_What the task asks_
The response should contain only those lines of the entries below that include the string "JSON".
Source data START
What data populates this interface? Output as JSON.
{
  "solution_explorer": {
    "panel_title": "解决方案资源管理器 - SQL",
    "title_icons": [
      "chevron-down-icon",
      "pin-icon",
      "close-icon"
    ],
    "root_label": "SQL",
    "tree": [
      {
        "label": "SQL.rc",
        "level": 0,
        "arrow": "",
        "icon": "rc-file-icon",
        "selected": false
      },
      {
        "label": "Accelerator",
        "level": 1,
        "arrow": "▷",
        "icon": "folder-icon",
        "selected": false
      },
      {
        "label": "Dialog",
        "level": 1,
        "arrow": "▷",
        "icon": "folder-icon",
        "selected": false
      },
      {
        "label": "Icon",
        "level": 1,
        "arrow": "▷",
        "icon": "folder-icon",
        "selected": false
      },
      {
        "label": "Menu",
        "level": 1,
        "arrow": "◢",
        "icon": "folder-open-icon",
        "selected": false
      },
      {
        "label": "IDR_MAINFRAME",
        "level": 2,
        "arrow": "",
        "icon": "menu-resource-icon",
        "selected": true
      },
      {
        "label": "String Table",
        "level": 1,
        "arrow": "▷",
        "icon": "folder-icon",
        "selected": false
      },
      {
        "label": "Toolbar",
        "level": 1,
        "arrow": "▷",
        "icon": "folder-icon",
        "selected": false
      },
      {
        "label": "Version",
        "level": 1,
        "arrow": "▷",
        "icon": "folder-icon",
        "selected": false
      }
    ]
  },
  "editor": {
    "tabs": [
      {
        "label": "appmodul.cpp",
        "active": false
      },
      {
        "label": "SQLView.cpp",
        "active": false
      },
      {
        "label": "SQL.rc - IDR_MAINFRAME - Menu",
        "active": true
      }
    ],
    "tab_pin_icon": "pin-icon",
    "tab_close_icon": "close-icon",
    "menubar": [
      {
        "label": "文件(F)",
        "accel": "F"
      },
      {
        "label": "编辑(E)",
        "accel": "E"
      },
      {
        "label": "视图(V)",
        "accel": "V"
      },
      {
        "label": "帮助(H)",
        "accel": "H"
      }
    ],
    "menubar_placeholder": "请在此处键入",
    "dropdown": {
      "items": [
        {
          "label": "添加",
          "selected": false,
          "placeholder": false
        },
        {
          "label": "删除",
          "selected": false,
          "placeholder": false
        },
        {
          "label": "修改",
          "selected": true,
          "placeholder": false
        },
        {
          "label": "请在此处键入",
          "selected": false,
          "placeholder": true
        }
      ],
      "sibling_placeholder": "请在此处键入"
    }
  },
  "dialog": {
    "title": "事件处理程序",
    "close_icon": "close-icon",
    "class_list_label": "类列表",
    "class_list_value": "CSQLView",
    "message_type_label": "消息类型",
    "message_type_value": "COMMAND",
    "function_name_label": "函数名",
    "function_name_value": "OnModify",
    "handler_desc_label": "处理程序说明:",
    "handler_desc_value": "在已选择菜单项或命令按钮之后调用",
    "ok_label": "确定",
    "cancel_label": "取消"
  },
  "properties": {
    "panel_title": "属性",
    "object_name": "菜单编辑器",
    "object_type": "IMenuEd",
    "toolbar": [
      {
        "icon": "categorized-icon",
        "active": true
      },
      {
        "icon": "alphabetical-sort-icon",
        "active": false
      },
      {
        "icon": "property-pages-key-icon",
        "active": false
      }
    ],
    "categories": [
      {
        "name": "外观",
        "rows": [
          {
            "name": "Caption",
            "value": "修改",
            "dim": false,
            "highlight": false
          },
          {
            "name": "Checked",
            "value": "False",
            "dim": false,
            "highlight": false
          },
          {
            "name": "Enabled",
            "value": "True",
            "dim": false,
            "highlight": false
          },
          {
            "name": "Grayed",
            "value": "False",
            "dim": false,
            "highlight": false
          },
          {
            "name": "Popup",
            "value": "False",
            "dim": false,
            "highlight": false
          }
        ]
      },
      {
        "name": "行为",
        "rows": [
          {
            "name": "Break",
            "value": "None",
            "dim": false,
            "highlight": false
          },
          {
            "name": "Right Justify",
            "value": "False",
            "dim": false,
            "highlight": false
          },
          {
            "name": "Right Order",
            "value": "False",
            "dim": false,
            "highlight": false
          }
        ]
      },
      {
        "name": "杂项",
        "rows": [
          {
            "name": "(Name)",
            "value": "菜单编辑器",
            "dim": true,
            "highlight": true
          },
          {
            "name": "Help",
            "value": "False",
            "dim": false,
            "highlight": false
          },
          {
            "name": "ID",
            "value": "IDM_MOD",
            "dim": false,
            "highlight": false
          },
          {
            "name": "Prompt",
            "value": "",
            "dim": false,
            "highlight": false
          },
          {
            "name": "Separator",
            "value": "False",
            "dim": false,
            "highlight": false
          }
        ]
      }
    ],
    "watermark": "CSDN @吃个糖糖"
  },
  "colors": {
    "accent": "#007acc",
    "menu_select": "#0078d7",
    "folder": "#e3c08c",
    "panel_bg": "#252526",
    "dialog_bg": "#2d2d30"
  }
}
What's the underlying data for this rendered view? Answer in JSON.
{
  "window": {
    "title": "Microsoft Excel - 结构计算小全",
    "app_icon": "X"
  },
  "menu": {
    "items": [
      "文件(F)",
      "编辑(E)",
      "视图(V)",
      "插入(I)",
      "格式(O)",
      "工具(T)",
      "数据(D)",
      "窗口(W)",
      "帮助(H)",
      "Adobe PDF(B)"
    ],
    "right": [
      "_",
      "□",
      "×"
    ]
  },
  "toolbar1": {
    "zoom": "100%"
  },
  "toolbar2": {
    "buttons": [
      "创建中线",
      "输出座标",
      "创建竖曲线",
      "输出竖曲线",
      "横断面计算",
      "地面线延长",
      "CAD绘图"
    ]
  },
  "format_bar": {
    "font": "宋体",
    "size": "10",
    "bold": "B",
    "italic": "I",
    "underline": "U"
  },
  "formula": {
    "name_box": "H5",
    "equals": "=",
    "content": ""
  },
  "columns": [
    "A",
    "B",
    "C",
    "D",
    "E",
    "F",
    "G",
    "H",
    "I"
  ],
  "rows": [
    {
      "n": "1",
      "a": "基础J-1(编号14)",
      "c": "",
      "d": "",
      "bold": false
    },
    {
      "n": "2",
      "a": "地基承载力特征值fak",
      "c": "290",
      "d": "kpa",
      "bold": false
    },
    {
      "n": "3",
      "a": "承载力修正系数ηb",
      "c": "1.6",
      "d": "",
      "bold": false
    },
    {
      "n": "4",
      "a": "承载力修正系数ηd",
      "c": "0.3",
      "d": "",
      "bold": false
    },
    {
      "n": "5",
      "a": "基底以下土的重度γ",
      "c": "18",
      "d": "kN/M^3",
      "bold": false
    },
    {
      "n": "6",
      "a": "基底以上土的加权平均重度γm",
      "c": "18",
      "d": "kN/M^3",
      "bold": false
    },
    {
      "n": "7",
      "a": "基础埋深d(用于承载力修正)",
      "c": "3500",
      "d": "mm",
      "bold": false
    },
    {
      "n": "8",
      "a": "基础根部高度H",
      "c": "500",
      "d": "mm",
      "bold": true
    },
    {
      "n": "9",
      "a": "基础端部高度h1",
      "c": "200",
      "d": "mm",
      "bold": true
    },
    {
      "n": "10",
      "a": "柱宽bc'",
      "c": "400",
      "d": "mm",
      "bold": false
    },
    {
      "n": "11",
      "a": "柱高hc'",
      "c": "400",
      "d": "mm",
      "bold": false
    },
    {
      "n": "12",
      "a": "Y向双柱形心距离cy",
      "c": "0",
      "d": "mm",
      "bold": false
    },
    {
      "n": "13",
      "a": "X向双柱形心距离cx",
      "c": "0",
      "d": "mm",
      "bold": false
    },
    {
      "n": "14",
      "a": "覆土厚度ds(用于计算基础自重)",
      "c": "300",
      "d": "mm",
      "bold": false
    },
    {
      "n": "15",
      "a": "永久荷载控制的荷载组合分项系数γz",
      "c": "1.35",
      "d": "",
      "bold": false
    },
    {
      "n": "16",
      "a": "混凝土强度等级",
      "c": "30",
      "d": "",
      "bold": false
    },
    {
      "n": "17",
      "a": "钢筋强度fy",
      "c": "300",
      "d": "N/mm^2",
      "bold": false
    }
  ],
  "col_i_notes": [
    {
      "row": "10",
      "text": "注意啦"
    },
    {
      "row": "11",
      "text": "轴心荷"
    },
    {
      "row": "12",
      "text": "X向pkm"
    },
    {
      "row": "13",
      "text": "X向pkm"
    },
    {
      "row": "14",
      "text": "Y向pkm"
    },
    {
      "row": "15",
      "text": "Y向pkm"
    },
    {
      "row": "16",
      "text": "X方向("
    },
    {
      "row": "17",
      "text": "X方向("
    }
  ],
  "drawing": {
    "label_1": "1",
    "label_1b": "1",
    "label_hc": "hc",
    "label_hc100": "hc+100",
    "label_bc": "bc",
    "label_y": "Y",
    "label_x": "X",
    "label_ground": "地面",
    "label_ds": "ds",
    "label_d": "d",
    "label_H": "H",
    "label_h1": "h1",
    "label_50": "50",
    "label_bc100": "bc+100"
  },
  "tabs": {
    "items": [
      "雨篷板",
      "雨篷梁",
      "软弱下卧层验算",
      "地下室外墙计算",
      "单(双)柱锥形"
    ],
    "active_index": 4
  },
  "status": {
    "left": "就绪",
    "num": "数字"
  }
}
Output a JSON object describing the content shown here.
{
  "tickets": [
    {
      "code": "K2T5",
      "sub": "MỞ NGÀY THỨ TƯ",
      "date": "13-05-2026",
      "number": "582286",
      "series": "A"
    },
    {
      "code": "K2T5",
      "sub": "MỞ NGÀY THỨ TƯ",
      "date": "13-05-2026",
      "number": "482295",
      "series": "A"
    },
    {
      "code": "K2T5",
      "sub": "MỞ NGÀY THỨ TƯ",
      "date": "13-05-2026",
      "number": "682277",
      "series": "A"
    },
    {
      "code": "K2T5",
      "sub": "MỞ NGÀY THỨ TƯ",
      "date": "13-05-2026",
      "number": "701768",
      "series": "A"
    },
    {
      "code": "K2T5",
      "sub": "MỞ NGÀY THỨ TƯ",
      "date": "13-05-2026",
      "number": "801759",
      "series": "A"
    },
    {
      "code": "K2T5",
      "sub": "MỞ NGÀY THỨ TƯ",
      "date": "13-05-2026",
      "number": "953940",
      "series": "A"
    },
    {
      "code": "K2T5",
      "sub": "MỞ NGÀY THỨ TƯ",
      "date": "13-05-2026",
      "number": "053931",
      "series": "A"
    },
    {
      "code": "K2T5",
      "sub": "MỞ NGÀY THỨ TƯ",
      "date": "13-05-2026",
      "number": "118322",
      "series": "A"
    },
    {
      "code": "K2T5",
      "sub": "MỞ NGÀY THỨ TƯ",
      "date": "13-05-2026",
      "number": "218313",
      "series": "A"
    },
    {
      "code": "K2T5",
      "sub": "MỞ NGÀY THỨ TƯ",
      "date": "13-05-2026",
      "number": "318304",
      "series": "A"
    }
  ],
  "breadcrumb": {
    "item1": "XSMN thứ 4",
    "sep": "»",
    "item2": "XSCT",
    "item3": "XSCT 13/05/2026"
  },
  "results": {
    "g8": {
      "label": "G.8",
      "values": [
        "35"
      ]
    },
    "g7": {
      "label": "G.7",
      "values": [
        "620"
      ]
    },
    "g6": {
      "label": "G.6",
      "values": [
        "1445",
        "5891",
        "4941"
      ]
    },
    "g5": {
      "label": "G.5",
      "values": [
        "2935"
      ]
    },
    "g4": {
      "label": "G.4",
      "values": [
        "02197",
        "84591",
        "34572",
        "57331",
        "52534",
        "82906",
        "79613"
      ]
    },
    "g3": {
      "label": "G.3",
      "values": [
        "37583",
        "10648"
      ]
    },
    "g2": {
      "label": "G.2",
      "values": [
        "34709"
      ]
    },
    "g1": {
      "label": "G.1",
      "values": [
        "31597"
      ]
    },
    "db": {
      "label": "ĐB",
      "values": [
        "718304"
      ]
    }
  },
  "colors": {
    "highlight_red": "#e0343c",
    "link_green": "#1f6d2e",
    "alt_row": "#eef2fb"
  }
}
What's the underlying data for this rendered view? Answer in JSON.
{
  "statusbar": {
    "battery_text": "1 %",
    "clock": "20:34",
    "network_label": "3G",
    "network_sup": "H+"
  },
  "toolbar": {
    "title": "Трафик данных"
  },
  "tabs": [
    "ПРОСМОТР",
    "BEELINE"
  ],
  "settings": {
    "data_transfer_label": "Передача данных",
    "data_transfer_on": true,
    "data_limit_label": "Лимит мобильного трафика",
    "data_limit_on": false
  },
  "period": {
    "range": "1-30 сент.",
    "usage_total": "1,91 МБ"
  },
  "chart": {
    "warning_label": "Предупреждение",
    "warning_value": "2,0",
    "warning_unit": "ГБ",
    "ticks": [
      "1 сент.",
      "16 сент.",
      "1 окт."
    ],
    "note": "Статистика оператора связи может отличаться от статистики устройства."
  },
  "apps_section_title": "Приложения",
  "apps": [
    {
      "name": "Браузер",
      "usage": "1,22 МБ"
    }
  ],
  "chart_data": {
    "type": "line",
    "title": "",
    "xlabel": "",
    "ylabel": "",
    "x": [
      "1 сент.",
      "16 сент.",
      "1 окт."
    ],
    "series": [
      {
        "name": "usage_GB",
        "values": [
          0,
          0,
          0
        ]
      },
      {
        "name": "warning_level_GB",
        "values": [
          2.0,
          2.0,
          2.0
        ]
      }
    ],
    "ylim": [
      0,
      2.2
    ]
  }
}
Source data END
_Response_
What data populates this interface? Output as JSON.
What's the underlying data for this rendered view? Answer in JSON.
Output a JSON object describing the content shown here.
What's the underlying data for this rendered view? Answer in JSON.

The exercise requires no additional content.